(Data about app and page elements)
»»

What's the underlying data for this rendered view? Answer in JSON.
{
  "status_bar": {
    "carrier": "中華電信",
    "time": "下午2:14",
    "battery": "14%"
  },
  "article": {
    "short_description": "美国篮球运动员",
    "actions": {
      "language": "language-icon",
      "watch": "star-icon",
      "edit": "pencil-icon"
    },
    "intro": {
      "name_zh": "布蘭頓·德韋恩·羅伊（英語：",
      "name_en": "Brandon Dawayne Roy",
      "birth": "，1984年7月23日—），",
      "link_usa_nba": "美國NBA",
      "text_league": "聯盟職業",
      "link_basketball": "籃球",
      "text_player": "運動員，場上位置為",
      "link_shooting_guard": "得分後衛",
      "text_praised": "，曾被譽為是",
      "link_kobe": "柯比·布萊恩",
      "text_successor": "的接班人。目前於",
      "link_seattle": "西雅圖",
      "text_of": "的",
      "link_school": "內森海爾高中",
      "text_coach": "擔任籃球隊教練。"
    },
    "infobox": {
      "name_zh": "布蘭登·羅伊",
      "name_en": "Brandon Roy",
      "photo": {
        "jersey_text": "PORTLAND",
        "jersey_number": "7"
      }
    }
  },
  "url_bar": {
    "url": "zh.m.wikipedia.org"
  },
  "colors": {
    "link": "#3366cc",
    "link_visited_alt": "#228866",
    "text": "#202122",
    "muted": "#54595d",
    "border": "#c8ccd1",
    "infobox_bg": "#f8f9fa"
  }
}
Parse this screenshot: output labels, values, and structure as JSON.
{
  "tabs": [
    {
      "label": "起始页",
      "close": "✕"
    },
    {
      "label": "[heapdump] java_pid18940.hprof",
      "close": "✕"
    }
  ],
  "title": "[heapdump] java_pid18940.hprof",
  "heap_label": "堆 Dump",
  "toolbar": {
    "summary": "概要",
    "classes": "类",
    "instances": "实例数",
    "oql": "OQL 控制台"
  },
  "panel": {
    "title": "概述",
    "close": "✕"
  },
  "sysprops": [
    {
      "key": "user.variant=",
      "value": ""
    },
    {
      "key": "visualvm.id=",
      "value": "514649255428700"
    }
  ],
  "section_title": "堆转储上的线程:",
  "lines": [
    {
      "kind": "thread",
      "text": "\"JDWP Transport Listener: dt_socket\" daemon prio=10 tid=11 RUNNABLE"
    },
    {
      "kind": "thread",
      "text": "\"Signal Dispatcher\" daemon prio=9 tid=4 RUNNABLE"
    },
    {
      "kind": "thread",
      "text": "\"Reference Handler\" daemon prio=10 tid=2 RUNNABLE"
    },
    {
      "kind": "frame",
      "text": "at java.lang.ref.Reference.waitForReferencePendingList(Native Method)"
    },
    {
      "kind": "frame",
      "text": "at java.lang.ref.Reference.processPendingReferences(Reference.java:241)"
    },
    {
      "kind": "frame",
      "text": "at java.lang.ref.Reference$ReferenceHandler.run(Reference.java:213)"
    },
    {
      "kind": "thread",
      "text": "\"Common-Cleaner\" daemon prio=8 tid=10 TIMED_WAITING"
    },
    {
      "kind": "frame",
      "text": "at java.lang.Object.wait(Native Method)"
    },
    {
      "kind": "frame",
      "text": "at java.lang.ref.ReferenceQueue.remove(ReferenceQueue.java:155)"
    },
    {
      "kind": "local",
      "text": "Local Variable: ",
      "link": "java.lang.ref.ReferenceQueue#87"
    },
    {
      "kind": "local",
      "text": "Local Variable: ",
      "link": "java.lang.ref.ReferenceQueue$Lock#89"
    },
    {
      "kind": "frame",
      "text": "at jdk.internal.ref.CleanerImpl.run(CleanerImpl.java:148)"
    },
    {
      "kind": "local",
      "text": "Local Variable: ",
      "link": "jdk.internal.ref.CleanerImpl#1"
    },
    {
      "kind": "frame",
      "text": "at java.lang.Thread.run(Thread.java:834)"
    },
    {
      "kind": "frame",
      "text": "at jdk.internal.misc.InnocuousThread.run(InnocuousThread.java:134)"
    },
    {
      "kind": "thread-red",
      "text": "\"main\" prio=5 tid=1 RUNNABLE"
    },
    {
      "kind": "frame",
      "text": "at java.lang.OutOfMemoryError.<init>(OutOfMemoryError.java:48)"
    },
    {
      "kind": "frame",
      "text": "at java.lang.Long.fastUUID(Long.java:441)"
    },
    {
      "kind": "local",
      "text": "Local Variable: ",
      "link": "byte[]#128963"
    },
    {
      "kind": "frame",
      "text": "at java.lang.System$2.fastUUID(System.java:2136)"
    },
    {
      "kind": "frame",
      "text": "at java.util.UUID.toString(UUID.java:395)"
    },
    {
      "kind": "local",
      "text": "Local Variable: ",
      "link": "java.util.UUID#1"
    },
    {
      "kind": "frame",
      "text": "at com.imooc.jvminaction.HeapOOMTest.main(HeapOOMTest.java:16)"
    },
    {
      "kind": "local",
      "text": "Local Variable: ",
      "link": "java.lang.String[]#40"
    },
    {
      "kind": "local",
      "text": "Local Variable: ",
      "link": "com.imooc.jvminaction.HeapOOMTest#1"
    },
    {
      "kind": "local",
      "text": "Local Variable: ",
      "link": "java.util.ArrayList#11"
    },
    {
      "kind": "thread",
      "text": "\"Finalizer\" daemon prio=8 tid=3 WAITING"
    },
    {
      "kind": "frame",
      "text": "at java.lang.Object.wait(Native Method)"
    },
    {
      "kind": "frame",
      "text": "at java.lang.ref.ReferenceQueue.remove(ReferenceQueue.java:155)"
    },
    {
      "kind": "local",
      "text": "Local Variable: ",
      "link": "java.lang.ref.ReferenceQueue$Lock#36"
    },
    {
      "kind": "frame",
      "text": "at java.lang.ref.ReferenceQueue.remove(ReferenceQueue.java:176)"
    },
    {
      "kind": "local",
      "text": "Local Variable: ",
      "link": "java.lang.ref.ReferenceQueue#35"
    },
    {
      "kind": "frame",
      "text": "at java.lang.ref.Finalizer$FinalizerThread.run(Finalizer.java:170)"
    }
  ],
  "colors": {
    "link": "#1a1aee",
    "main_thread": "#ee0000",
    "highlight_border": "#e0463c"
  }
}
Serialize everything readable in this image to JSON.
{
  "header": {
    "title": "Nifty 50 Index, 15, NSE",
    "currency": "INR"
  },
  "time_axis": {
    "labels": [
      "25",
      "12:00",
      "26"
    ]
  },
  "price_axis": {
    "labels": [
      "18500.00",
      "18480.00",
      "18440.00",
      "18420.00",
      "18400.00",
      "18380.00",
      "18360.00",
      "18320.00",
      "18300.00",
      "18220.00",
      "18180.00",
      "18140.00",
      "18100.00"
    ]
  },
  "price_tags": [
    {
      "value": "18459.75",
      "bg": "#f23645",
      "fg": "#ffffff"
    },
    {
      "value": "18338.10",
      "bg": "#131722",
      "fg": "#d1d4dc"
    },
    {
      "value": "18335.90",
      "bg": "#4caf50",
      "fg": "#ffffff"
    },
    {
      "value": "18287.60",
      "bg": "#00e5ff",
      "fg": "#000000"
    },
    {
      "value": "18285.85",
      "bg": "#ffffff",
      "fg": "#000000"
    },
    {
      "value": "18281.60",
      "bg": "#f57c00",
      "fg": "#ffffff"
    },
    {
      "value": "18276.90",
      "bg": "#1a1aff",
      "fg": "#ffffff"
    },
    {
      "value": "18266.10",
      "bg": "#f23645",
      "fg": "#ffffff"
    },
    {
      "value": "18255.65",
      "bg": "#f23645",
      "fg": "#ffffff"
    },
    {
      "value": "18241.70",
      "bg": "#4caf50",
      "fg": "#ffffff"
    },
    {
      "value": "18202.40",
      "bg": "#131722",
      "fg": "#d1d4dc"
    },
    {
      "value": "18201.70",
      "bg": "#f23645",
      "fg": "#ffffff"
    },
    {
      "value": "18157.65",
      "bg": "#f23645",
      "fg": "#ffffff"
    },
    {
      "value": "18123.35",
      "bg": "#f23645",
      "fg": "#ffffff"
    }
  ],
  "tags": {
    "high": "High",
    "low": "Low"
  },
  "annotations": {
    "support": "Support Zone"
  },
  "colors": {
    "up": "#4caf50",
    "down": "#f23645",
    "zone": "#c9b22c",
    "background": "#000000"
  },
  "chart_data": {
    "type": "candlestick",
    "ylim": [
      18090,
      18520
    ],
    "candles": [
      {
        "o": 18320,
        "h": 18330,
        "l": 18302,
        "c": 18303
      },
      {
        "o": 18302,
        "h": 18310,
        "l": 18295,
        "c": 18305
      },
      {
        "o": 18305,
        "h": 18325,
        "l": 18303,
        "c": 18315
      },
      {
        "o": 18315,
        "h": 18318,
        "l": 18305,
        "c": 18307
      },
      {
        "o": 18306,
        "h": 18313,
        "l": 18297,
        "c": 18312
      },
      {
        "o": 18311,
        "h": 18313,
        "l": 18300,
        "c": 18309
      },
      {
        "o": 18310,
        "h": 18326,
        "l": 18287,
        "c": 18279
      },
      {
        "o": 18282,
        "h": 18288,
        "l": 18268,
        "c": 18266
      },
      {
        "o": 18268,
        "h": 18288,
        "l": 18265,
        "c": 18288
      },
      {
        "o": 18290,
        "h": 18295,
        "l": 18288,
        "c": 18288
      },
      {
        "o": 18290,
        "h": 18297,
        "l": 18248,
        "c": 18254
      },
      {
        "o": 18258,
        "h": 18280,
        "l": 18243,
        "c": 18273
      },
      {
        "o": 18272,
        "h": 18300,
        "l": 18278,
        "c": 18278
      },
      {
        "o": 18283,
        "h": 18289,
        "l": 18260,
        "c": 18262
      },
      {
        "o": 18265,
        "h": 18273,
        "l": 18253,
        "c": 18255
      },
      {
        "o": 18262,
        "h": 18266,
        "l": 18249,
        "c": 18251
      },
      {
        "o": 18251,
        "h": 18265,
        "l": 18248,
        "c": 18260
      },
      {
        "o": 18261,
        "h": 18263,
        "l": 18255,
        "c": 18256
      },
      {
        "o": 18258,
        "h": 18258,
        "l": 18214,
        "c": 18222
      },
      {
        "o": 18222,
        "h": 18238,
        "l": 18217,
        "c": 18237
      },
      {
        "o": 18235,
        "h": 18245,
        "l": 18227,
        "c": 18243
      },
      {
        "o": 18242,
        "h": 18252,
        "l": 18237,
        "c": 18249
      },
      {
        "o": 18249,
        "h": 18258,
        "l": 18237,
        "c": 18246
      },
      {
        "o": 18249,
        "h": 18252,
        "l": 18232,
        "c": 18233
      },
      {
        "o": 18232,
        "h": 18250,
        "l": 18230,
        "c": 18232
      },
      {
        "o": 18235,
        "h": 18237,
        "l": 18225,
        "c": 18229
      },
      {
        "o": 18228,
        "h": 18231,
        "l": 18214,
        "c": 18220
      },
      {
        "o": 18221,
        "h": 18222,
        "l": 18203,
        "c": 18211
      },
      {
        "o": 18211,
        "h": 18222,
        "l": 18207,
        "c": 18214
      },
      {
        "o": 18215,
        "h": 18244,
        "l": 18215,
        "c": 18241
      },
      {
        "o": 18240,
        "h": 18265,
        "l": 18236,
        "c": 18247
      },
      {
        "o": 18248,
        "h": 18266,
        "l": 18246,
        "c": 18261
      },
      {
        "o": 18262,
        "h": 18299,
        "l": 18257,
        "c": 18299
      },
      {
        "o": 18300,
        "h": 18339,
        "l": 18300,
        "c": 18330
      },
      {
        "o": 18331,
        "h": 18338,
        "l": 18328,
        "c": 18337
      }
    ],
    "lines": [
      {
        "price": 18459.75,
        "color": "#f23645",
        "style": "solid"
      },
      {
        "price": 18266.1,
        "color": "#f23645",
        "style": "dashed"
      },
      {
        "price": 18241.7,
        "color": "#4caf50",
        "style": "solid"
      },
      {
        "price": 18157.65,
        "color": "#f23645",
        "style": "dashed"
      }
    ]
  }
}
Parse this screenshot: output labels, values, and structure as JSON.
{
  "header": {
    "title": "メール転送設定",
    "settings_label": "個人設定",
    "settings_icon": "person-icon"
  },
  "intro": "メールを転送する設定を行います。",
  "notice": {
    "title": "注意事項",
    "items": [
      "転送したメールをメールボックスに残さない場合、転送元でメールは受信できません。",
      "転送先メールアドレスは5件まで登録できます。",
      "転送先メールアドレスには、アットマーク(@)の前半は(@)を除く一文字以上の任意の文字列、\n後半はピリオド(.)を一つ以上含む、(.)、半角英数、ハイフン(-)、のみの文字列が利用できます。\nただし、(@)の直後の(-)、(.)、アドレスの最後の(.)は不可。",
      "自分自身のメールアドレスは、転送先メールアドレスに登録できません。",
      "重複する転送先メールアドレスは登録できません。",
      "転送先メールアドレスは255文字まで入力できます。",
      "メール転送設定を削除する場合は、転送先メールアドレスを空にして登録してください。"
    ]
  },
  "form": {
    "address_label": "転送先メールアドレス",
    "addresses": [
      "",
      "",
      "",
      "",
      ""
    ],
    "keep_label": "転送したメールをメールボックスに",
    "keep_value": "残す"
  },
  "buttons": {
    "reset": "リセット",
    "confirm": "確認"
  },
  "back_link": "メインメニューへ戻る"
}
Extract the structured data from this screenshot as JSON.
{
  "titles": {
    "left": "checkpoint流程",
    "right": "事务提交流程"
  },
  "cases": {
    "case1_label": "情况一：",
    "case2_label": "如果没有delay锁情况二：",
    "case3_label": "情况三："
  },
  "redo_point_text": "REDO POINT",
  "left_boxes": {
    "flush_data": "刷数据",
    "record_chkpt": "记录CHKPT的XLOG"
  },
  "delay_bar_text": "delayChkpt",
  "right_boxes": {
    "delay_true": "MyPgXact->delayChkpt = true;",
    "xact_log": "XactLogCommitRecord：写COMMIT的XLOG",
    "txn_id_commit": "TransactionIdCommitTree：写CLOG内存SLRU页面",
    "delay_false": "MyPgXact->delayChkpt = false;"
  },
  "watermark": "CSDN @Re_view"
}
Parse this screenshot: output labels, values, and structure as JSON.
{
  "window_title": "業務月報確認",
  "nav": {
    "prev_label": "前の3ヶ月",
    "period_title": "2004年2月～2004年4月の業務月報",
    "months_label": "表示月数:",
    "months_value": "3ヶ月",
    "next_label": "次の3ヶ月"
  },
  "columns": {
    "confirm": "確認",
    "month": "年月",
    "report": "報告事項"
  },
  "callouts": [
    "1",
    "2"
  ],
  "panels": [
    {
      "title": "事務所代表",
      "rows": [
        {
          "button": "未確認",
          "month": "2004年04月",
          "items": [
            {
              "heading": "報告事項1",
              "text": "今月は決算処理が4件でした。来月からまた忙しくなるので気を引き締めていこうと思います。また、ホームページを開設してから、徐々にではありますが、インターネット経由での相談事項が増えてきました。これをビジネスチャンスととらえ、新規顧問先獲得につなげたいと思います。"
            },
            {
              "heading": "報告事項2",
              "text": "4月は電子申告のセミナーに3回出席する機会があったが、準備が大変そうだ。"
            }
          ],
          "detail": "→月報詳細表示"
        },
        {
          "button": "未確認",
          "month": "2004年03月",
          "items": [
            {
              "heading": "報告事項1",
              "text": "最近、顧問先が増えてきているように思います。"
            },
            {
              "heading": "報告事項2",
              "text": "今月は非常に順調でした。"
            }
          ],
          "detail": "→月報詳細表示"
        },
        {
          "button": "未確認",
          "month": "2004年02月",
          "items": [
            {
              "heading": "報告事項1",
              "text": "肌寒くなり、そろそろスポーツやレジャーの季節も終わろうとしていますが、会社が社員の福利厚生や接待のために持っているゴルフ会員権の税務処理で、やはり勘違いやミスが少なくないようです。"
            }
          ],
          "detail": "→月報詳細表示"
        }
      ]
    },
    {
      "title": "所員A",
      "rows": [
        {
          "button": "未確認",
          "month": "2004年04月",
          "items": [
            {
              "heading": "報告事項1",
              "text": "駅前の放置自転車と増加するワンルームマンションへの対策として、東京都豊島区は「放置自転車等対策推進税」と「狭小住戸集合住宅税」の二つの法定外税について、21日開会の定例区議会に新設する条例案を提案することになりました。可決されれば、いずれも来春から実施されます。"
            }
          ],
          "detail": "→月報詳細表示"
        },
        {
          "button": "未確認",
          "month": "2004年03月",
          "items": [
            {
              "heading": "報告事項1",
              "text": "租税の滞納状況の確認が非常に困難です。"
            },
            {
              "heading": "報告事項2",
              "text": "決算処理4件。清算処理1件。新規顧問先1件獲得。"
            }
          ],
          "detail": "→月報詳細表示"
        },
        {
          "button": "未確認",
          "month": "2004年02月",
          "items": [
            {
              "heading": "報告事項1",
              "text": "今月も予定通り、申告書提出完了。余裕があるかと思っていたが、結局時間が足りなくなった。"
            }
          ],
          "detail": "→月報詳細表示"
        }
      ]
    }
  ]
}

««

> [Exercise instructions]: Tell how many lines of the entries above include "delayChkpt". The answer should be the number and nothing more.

> [Answer space]: 3